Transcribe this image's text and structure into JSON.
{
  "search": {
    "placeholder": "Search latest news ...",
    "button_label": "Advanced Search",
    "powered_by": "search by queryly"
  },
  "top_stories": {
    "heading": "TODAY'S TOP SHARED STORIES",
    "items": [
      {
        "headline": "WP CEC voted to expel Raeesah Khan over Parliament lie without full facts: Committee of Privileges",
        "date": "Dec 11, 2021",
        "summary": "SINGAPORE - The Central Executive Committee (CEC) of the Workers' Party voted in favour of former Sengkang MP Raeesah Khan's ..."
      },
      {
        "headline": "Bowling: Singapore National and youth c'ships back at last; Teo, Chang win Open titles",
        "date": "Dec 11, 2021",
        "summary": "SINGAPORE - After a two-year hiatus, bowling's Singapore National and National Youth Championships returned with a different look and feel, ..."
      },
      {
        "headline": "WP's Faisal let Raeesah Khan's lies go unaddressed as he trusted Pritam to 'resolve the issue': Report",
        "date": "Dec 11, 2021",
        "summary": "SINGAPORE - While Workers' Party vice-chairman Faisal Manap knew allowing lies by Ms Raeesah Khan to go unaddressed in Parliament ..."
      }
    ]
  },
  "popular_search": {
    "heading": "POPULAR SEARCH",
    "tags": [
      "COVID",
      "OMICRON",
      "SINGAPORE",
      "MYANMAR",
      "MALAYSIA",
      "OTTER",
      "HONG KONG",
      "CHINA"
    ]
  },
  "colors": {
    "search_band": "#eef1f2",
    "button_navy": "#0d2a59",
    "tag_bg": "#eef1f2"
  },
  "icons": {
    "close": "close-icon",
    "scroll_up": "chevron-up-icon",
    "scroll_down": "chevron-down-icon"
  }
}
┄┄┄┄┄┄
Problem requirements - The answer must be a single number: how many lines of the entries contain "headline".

Answer to the exercise - 3